== Your instructions ==
Each record here should be printed again exactly; please leave its pictures out.

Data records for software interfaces
☆ ☆ ☆ ☆
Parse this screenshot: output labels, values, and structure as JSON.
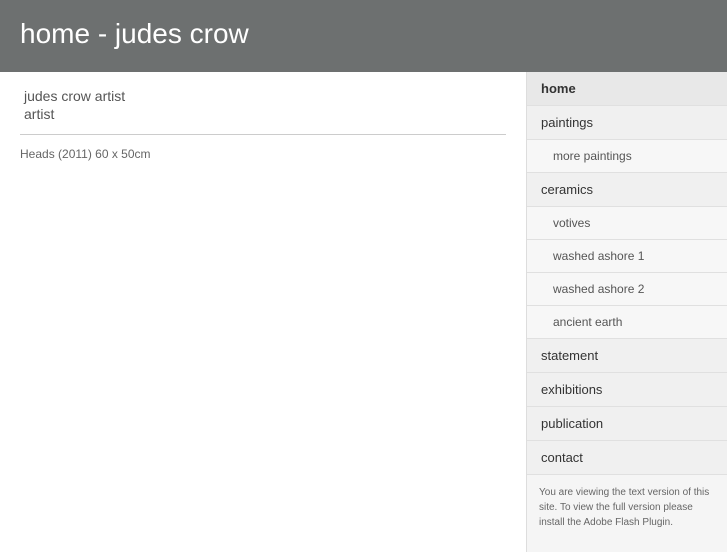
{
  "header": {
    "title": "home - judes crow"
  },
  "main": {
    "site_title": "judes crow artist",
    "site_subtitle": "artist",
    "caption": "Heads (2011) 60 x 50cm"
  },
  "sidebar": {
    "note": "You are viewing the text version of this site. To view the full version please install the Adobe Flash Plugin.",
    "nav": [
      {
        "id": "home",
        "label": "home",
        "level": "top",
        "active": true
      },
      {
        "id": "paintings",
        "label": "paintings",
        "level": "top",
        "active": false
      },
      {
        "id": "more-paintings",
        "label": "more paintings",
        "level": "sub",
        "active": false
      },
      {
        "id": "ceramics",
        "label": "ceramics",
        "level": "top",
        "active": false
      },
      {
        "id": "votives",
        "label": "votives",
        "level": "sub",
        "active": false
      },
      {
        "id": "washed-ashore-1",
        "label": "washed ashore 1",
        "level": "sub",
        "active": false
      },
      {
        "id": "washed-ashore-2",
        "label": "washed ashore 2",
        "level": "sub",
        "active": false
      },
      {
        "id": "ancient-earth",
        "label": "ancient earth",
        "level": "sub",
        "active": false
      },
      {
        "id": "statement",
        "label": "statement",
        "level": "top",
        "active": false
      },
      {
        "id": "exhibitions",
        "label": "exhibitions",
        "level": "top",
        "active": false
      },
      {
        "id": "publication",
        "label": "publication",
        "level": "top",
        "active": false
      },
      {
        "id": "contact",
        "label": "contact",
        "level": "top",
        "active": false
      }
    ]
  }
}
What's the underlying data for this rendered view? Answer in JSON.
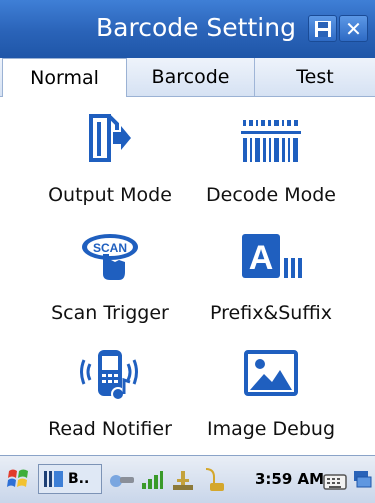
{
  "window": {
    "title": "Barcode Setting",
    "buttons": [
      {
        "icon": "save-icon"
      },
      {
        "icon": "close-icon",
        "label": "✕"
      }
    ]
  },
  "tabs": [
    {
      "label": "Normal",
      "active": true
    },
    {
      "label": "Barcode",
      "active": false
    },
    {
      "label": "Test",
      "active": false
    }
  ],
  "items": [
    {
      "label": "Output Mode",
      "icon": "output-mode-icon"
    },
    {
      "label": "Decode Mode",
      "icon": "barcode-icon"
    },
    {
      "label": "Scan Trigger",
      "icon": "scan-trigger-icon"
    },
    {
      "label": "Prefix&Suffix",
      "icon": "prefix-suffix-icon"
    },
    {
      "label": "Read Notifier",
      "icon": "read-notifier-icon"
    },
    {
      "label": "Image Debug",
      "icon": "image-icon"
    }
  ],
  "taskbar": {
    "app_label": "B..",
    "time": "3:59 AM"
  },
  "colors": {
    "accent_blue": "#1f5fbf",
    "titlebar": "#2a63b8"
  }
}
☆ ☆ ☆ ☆
== Task result ==
Parse this screenshot: output labels, values, and structure as JSON.
{
  "header": {
    "title": "home - judes crow"
  },
  "main": {
    "site_title": "judes crow artist",
    "site_subtitle": "artist",
    "caption": "Heads (2011) 60 x 50cm"
  },
  "sidebar": {
    "note": "You are viewing the text version of this site. To view the full version please install the Adobe Flash Plugin.",
    "nav": [
      {
        "id": "home",
        "label": "home",
        "level": "top",
        "active": true
      },
      {
        "id": "paintings",
        "label": "paintings",
        "level": "top",
        "active": false
      },
      {
        "id": "more-paintings",
        "label": "more paintings",
        "level": "sub",
        "active": false
      },
      {
        "id": "ceramics",
        "label": "ceramics",
        "level": "top",
        "active": false
      },
      {
        "id": "votives",
        "label": "votives",
        "level": "sub",
        "active": false
      },
      {
        "id": "washed-ashore-1",
        "label": "washed ashore 1",
        "level": "sub",
        "active": false
      },
      {
        "id": "washed-ashore-2",
        "label": "washed ashore 2",
        "level": "sub",
        "active": false
      },
      {
        "id": "ancient-earth",
        "label": "ancient earth",
        "level": "sub",
        "active": false
      },
      {
        "id": "statement",
        "label": "statement",
        "level": "top",
        "active": false
      },
      {
        "id": "exhibitions",
        "label": "exhibitions",
        "level": "top",
        "active": false
      },
      {
        "id": "publication",
        "label": "publication",
        "level": "top",
        "active": false
      },
      {
        "id": "contact",
        "label": "contact",
        "level": "top",
        "active": false
      }
    ]
  }
}
What's the underlying data for this rendered view? Answer in JSON.
{
  "window": {
    "title": "Barcode Setting",
    "buttons": [
      {
        "icon": "save-icon"
      },
      {
        "icon": "close-icon",
        "label": "✕"
      }
    ]
  },
  "tabs": [
    {
      "label": "Normal",
      "active": true
    },
    {
      "label": "Barcode",
      "active": false
    },
    {
      "label": "Test",
      "active": false
    }
  ],
  "items": [
    {
      "label": "Output Mode",
      "icon": "output-mode-icon"
    },
    {
      "label": "Decode Mode",
      "icon": "barcode-icon"
    },
    {
      "label": "Scan Trigger",
      "icon": "scan-trigger-icon"
    },
    {
      "label": "Prefix&Suffix",
      "icon": "prefix-suffix-icon"
    },
    {
      "label": "Read Notifier",
      "icon": "read-notifier-icon"
    },
    {
      "label": "Image Debug",
      "icon": "image-icon"
    }
  ],
  "taskbar": {
    "app_label": "B..",
    "time": "3:59 AM"
  },
  "colors": {
    "accent_blue": "#1f5fbf",
    "titlebar": "#2a63b8"
  }
}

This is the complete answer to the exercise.